The people of Aamjiwnaag First Nation worry they’re “sitting ducks” as Clean Harbors makes plans to bring in the highly toxic chemical Thallium.
Mike Parker, vice president of environmental compliance for Clean Harbors, says the company has been working with a BC company since 2017 to ship up to 175,000 tonnes of the waste overland to the Petrolia area site. It was on the verge of getting approval by the Ministry of the Environment in November, when the First Nation contacted the company saying it had not been fully consulted on the move, as is required by Canadian law.
So, Parker notified the ministry, put the application on hold to consult the community.
May 15, Clean Harbors officials went to Aamjiwnaag to talk about the project with about 50 residents.
Parker says the Petrolia Line facility is one of two in the country licenced to take the material. The other is on the East Coast.
Normally, Clean Harbors workers take toxic waste out of the shipping containers, incinerate it and put the remains in concrete which is then buried at the site. But Thallium – which destroys the central nervous system – is too dangerous for the workers to handle it.
“It is highly toxic,” he says adding if people were exposed to it, could mean death. In high concentrations this is a very dangerous chemical. It has been used to poison other people.”
The plan given to the Ministry of the Environment to accept the 175,000 tonnes, Parker says, is to take drums of the toxic powder – waste from the heavy metal industry – and place them in another sealed drum. Those sealed drums would be packed in shipping containers, which then would be filled with foam to stabilize them.
The containers would be wrapped with two heavy liners, placed on two-feet of sand at the top of a closed cell. They would then be covered with clay. The whole area would be about 100 meters by about 100 meters.
Parker says with seven layers of encapsulation, it would be highly unlikely any of the thallium would leak out.
If it did, he told the community members, it would have to get through 17 meters of clay, then it would go to a trench which runs around the entire landfill. It would catch the spill, suck it back toward the site, where it would be treated and disposed.
“It should never leak out of it. It’s a secure landfill,” he says.
Danalyn Williams, a member of the community’s environment committee, wanted to know exactly where the material was coming from, fearing the Thallium was coming to BC from overseas nuclear facilities.
Parker says that’s not the case since Clean Harbors is not allowed to take waste from outside of North America.
And many community members voiced their opposition to the project.
“This is invasive to our community,” said one community member. “If you have the money, why not ship it to the other place…why gamble it? Why bother with the risk?”

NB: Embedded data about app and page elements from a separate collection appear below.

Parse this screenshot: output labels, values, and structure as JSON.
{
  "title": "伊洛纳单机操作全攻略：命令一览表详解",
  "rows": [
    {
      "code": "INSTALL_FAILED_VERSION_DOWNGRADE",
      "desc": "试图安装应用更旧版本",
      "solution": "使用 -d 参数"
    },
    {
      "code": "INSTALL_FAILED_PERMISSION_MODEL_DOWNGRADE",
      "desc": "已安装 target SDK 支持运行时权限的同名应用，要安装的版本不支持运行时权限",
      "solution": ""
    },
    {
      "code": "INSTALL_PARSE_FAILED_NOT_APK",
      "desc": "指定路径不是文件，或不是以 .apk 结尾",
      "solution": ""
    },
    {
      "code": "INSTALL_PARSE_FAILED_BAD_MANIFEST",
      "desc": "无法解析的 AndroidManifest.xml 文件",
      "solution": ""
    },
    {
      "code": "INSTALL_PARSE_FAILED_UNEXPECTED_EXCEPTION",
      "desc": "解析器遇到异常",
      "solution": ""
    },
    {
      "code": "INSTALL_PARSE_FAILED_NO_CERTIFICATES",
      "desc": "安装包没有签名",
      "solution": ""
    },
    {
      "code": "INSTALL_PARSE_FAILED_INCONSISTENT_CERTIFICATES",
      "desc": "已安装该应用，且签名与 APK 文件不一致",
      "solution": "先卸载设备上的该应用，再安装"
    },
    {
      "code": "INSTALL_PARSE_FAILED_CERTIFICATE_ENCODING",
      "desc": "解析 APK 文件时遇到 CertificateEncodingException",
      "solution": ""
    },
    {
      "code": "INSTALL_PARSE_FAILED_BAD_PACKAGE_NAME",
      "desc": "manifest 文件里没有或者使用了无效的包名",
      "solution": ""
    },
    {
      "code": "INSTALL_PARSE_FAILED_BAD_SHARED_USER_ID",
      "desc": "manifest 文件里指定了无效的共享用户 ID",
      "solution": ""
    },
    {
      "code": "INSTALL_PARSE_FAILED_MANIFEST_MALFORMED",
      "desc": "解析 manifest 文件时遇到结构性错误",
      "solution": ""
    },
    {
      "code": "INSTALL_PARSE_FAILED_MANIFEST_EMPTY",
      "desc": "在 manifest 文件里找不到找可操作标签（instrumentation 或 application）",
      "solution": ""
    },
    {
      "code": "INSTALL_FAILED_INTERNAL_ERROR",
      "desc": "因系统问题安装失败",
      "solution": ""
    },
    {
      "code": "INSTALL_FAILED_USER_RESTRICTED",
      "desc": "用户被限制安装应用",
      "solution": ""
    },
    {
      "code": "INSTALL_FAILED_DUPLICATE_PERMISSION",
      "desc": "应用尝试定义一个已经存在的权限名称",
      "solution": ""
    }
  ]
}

Another added the community, already surrounded by chemical plants, “is like sitting ducks” for environmental problems.
Others were concerned the plan will affect a lot of other First Nations as it moves from BC to St. Clair Township. “What if you were to have an accident transporting that Thallium,” asked Williams.
But when pressed by community members for a guarantee, Parker said “it probably won’t happen, but those things do happen.”
Parker told the residents he will include in his final report to the ministry Aamjiwnaag “strongly opposes” the plan. He also suggested community members submit letters of their own to the ministry expressing their concerns.
It’s not clear how long the approval process for the project will take.